**Supplied entries**:
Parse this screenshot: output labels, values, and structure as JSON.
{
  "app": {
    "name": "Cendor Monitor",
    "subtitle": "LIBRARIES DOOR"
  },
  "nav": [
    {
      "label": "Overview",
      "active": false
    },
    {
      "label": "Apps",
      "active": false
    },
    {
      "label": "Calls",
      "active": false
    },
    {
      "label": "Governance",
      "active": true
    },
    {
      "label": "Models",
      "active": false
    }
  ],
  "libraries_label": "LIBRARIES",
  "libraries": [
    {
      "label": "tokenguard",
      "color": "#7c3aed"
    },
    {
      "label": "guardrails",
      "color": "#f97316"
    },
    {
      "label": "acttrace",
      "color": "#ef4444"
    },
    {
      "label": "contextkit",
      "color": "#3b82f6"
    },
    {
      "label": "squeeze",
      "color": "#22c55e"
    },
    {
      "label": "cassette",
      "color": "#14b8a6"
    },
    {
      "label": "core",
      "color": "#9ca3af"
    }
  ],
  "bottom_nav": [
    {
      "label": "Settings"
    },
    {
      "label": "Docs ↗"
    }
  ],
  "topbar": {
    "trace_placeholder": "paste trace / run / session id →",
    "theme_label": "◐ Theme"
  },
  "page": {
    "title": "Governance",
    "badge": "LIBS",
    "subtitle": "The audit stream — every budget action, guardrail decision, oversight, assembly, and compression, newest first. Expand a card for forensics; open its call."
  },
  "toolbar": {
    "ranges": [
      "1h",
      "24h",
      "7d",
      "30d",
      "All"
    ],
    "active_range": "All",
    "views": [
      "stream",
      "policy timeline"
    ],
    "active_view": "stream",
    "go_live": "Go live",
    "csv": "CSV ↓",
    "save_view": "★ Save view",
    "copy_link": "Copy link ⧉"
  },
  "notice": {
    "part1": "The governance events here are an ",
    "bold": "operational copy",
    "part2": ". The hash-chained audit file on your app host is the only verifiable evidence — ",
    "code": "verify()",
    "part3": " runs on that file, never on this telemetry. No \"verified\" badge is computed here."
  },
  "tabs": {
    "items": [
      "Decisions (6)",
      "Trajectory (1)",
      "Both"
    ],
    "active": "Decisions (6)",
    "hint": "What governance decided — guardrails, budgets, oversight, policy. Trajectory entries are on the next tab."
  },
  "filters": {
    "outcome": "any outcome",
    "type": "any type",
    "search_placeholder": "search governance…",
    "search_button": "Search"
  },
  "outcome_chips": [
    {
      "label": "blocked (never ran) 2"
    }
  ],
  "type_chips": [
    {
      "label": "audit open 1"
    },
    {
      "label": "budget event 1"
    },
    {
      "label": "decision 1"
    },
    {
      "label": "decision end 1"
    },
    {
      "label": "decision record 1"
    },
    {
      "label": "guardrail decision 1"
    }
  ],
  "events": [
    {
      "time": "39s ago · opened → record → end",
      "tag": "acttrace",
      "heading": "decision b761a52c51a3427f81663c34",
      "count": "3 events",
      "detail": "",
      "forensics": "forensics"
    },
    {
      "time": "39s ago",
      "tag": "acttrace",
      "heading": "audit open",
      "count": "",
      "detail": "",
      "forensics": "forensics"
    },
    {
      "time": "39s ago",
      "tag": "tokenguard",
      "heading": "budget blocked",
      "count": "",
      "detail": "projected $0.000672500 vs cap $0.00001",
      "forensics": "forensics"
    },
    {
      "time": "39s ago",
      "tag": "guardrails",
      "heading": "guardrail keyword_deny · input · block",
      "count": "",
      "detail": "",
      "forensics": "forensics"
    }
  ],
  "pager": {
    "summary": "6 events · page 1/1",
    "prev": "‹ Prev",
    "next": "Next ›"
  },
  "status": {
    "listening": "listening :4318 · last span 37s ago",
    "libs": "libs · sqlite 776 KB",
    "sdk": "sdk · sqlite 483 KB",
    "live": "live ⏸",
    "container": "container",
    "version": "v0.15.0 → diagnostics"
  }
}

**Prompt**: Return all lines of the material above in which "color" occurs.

**Result of the task**:
      "color": "#7c3aed"
      "color": "#f97316"
      "color": "#ef4444"
      "color": "#3b82f6"
      "color": "#22c55e"
      "color": "#14b8a6"
      "color": "#9ca3af"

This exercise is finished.